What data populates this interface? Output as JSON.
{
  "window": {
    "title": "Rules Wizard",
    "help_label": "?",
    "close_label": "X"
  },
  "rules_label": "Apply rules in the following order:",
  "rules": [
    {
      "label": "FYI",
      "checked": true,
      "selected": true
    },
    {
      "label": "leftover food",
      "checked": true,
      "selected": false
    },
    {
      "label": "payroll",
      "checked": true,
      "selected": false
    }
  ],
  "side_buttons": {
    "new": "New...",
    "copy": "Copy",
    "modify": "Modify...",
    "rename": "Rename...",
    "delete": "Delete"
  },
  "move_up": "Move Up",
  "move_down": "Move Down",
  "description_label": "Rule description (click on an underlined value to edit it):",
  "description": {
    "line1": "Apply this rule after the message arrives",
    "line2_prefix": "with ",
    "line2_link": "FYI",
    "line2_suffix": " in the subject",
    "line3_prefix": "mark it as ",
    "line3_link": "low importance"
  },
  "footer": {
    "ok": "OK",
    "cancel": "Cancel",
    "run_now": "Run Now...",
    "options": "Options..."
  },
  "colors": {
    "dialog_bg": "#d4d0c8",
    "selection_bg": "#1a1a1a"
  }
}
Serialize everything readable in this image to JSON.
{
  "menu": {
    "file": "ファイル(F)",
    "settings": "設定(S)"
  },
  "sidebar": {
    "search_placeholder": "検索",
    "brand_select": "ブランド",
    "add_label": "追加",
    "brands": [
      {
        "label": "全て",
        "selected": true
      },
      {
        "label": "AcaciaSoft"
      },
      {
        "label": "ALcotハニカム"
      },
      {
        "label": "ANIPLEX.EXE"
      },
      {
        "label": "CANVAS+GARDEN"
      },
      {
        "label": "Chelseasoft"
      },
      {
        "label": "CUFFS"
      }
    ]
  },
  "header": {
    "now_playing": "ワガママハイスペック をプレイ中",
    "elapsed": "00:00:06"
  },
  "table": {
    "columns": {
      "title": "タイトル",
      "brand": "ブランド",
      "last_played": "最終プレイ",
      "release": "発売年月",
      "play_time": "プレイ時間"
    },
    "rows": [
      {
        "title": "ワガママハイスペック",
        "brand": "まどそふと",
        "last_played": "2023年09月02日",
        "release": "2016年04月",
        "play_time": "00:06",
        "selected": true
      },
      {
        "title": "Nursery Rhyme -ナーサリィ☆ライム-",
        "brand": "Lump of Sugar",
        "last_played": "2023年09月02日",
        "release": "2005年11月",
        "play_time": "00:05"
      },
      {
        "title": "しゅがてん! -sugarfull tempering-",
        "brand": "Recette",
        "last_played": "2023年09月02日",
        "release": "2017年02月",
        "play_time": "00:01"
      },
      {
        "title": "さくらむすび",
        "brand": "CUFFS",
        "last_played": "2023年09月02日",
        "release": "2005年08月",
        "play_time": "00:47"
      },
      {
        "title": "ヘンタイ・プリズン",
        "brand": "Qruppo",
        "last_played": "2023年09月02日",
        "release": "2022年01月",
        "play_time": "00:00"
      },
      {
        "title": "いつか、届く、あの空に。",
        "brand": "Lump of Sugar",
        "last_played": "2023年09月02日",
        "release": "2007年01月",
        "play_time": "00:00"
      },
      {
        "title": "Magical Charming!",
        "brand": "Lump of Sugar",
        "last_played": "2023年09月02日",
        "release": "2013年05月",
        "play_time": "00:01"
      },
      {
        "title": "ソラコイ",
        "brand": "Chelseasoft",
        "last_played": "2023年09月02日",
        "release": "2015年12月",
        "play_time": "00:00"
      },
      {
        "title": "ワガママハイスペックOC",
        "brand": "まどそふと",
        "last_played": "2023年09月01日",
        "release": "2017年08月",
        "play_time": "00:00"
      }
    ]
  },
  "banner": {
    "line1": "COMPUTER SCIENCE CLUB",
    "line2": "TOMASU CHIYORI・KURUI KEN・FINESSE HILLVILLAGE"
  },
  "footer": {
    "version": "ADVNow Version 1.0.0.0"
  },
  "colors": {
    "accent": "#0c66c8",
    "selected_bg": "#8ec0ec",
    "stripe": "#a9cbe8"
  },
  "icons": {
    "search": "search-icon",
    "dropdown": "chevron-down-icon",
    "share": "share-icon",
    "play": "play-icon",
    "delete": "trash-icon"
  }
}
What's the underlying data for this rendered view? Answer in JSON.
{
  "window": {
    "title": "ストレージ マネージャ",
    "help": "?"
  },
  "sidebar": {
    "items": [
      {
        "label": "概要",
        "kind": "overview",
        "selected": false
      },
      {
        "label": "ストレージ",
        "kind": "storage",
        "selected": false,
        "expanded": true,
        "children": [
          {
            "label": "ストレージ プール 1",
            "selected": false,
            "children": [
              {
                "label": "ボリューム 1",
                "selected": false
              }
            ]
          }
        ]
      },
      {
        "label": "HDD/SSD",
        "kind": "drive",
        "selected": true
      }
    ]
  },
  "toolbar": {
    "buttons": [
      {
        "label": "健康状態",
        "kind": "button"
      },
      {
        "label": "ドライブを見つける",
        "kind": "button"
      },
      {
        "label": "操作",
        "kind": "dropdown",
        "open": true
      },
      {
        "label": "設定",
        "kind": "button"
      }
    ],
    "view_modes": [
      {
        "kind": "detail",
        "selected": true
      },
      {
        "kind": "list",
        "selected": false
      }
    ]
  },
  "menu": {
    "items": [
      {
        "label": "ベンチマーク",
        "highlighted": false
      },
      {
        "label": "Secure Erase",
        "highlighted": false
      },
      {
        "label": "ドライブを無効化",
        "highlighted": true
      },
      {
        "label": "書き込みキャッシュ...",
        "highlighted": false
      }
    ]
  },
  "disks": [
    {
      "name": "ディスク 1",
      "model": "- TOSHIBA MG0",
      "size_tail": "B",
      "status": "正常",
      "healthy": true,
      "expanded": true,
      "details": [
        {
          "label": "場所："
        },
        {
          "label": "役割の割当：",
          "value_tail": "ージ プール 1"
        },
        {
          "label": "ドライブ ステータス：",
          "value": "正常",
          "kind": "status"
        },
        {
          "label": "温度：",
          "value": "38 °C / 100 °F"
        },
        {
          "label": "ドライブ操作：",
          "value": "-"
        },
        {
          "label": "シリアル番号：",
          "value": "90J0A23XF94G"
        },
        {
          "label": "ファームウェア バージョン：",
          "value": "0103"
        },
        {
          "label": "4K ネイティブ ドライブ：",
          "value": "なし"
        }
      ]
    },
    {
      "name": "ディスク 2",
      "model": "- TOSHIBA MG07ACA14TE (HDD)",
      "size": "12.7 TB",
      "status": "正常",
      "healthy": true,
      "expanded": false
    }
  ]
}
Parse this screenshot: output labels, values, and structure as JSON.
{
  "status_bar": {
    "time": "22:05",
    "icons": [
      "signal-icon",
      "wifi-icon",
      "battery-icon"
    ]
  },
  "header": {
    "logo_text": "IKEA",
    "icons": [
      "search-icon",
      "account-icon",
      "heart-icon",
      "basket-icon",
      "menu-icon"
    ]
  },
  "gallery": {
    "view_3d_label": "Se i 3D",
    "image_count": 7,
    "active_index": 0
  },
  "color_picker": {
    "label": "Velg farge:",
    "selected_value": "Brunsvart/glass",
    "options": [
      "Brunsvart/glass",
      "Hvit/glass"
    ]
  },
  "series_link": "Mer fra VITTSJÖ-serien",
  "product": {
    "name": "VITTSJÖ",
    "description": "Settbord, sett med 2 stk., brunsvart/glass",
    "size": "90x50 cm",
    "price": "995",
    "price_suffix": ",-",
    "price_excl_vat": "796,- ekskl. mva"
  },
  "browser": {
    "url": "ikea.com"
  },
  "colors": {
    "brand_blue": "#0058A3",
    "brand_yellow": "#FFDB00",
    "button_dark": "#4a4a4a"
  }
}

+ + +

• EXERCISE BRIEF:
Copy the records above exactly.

• RESPONSE TO THE TASK:
What data populates this interface? Output as JSON.
{
  "window": {
    "title": "Rules Wizard",
    "help_label": "?",
    "close_label": "X"
  },
  "rules_label": "Apply rules in the following order:",
  "rules": [
    {
      "label": "FYI",
      "checked": true,
      "selected": true
    },
    {
      "label": "leftover food",
      "checked": true,
      "selected": false
    },
    {
      "label": "payroll",
      "checked": true,
      "selected": false
    }
  ],
  "side_buttons": {
    "new": "New...",
    "copy": "Copy",
    "modify": "Modify...",
    "rename": "Rename...",
    "delete": "Delete"
  },
  "move_up": "Move Up",
  "move_down": "Move Down",
  "description_label": "Rule description (click on an underlined value to edit it):",
  "description": {
    "line1": "Apply this rule after the message arrives",
    "line2_prefix": "with ",
    "line2_link": "FYI",
    "line2_suffix": " in the subject",
    "line3_prefix": "mark it as ",
    "line3_link": "low importance"
  },
  "footer": {
    "ok": "OK",
    "cancel": "Cancel",
    "run_now": "Run Now...",
    "options": "Options..."
  },
  "colors": {
    "dialog_bg": "#d4d0c8",
    "selection_bg": "#1a1a1a"
  }
}
Serialize everything readable in this image to JSON.
{
  "menu": {
    "file": "ファイル(F)",
    "settings": "設定(S)"
  },
  "sidebar": {
    "search_placeholder": "検索",
    "brand_select": "ブランド",
    "add_label": "追加",
    "brands": [
      {
        "label": "全て",
        "selected": true
      },
      {
        "label": "AcaciaSoft"
      },
      {
        "label": "ALcotハニカム"
      },
      {
        "label": "ANIPLEX.EXE"
      },
      {
        "label": "CANVAS+GARDEN"
      },
      {
        "label": "Chelseasoft"
      },
      {
        "label": "CUFFS"
      }
    ]
  },
  "header": {
    "now_playing": "ワガママハイスペック をプレイ中",
    "elapsed": "00:00:06"
  },
  "table": {
    "columns": {
      "title": "タイトル",
      "brand": "ブランド",
      "last_played": "最終プレイ",
      "release": "発売年月",
      "play_time": "プレイ時間"
    },
    "rows": [
      {
        "title": "ワガママハイスペック",
        "brand": "まどそふと",
        "last_played": "2023年09月02日",
        "release": "2016年04月",
        "play_time": "00:06",
        "selected": true
      },
      {
        "title": "Nursery Rhyme -ナーサリィ☆ライム-",
        "brand": "Lump of Sugar",
        "last_played": "2023年09月02日",
        "release": "2005年11月",
        "play_time": "00:05"
      },
      {
        "title": "しゅがてん! -sugarfull tempering-",
        "brand": "Recette",
        "last_played": "2023年09月02日",
        "release": "2017年02月",
        "play_time": "00:01"
      },
      {
        "title": "さくらむすび",
        "brand": "CUFFS",
        "last_played": "2023年09月02日",
        "release": "2005年08月",
        "play_time": "00:47"
      },
      {
        "title": "ヘンタイ・プリズン",
        "brand": "Qruppo",
        "last_played": "2023年09月02日",
        "release": "2022年01月",
        "play_time": "00:00"
      },
      {
        "title": "いつか、届く、あの空に。",
        "brand": "Lump of Sugar",
        "last_played": "2023年09月02日",
        "release": "2007年01月",
        "play_time": "00:00"
      },
      {
        "title": "Magical Charming!",
        "brand": "Lump of Sugar",
        "last_played": "2023年09月02日",
        "release": "2013年05月",
        "play_time": "00:01"
      },
      {
        "title": "ソラコイ",
        "brand": "Chelseasoft",
        "last_played": "2023年09月02日",
        "release": "2015年12月",
        "play_time": "00:00"
      },
      {
        "title": "ワガママハイスペックOC",
        "brand": "まどそふと",
        "last_played": "2023年09月01日",
        "release": "2017年08月",
        "play_time": "00:00"
      }
    ]
  },
  "banner": {
    "line1": "COMPUTER SCIENCE CLUB",
    "line2": "TOMASU CHIYORI・KURUI KEN・FINESSE HILLVILLAGE"
  },
  "footer": {
    "version": "ADVNow Version 1.0.0.0"
  },
  "colors": {
    "accent": "#0c66c8",
    "selected_bg": "#8ec0ec",
    "stripe": "#a9cbe8"
  },
  "icons": {
    "search": "search-icon",
    "dropdown": "chevron-down-icon",
    "share": "share-icon",
    "play": "play-icon",
    "delete": "trash-icon"
  }
}
What's the underlying data for this rendered view? Answer in JSON.
{
  "window": {
    "title": "ストレージ マネージャ",
    "help": "?"
  },
  "sidebar": {
    "items": [
      {
        "label": "概要",
        "kind": "overview",
        "selected": false
      },
      {
        "label": "ストレージ",
        "kind": "storage",
        "selected": false,
        "expanded": true,
        "children": [
          {
            "label": "ストレージ プール 1",
            "selected": false,
            "children": [
              {
                "label": "ボリューム 1",
                "selected": false
              }
            ]
          }
        ]
      },
      {
        "label": "HDD/SSD",
        "kind": "drive",
        "selected": true
      }
    ]
  },
  "toolbar": {
    "buttons": [
      {
        "label": "健康状態",
        "kind": "button"
      },
      {
        "label": "ドライブを見つける",
        "kind": "button"
      },
      {
        "label": "操作",
        "kind": "dropdown",
        "open": true
      },
      {
        "label": "設定",
        "kind": "button"
      }
    ],
    "view_modes": [
      {
        "kind": "detail",
        "selected": true
      },
      {
        "kind": "list",
        "selected": false
      }
    ]
  },
  "menu": {
    "items": [
      {
        "label": "ベンチマーク",
        "highlighted": false
      },
      {
        "label": "Secure Erase",
        "highlighted": false
      },
      {
        "label": "ドライブを無効化",
        "highlighted": true
      },
      {
        "label": "書き込みキャッシュ...",
        "highlighted": false
      }
    ]
  },
  "disks": [
    {
      "name": "ディスク 1",
      "model": "- TOSHIBA MG0",
      "size_tail": "B",
      "status": "正常",
      "healthy": true,
      "expanded": true,
      "details": [
        {
          "label": "場所："
        },
        {
          "label": "役割の割当：",
          "value_tail": "ージ プール 1"
        },
        {
          "label": "ドライブ ステータス：",
          "value": "正常",
          "kind": "status"
        },
        {
          "label": "温度：",
          "value": "38 °C / 100 °F"
        },
        {
          "label": "ドライブ操作：",
          "value": "-"
        },
        {
          "label": "シリアル番号：",
          "value": "90J0A23XF94G"
        },
        {
          "label": "ファームウェア バージョン：",
          "value": "0103"
        },
        {
          "label": "4K ネイティブ ドライブ：",
          "value": "なし"
        }
      ]
    },
    {
      "name": "ディスク 2",
      "model": "- TOSHIBA MG07ACA14TE (HDD)",
      "size": "12.7 TB",
      "status": "正常",
      "healthy": true,
      "expanded": false
    }
  ]
}
Parse this screenshot: output labels, values, and structure as JSON.
{
  "status_bar": {
    "time": "22:05",
    "icons": [
      "signal-icon",
      "wifi-icon",
      "battery-icon"
    ]
  },
  "header": {
    "logo_text": "IKEA",
    "icons": [
      "search-icon",
      "account-icon",
      "heart-icon",
      "basket-icon",
      "menu-icon"
    ]
  },
  "gallery": {
    "view_3d_label": "Se i 3D",
    "image_count": 7,
    "active_index": 0
  },
  "color_picker": {
    "label": "Velg farge:",
    "selected_value": "Brunsvart/glass",
    "options": [
      "Brunsvart/glass",
      "Hvit/glass"
    ]
  },
  "series_link": "Mer fra VITTSJÖ-serien",
  "product": {
    "name": "VITTSJÖ",
    "description": "Settbord, sett med 2 stk., brunsvart/glass",
    "size": "90x50 cm",
    "price": "995",
    "price_suffix": ",-",
    "price_excl_vat": "796,- ekskl. mva"
  },
  "browser": {
    "url": "ikea.com"
  },
  "colors": {
    "brand_blue": "#0058A3",
    "brand_yellow": "#FFDB00",
    "button_dark": "#4a4a4a"
  }
}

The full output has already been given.